James 4:13-15 says, “Come now, you who say, ‘Today or tomorrow, we shall go to such and such a city, and spend a year there and engage in business and make a profit.’ Yet you do not know what your life will be like tomorrow. You are just a vapor that appears for a little while and then vanishes away. Instead, you ought to say, ‘If the Lord wills, we shall live and also do this or that.’ “
That’s a sobering few verses with which to begin the day, but I couldn’t help remembering the gist of them as I stared at my calendar this morning.
We want to live a godly life and there are things that must be done in order for us to live. In the process of getting things in a right order, we sometimes get things out of whack
How many times have I said to God, “Today I have this, this, and this to do. Will you bless my efforts?” When, according to James, I should be saying, “Lord, if You will, then I will live and also do this or that.”
The gist of it is what is God’s will for me and for you today?
Someone from the Thursday Bible study asked me yesterday the timespan between Exodus 28-29 and Leviticus 8. I knew I had the answer from when we studied the Pentateuch but I had to make sure and it still surprised me.
Although I don’t have the actual time frame between those chapters, I do know based on the dates in the Scripture, that the time between the completion of the Tabernacle (the transportable tabernacle, not the Temple) and the first census being taken in Numbers is only one month.

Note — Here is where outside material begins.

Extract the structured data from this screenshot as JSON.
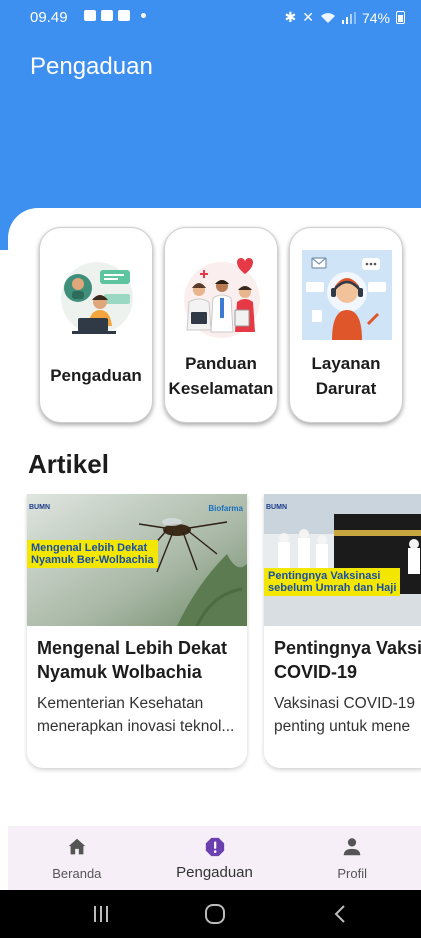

During that month, the Israelites, living in the Sinai wilderness got more instruction from God and followed them (until two of Aaron’s sons entered the tabernacle with strange fire and God smote them). During that time the priests were ordained and consecrated. There was more going on, too, but still it amazes me at what God willed for them to do in that time period and they did.
As I think further about that in light of James, I think of application for us:
1. As Moses met with God at the door of the tent of meeting to understand God’s plan for him and the people, so we must meet with God in order to know His plans/will for us. Our line of communication must be unobstructed and kept open.
2. As two of Aaron’s sons, priests, had the right intent (in their minds) in bringing the fire to the altar, it was not God’s will nor part of his instruction that the priests do this. So, because they were outside of God’s will, they perished. Therefore, obedience to God’s will is more important and life-saving than what we think is best, even when His will and ways don’t make sense to our small minds. God desires our obedience. Period.
3. This one will minister to parents of adult children more than those who still have little ones at home. But, as Aaron had two sons who disobeyed God’s instructions, sometimes parents with adult children struggle through the decisions they see their children making because their wisdom and experience and their knowledge of God (most important) tells them it’s a mistake. Yet, when they try to persuade their children to not follow this path of destruction, the children do it anyway and the consequences are devastating. When we go back and read about Aaron, God did not punish him for his sons’ disobedience. The sons were accountable to God for their poor, death-resulting choice. So it is with us.
If you’ve got things planned to do today, I suggest we stop and get our focus back on God, meet with Him and ask Him what He desires us to do today and walk in obedience to His will for us.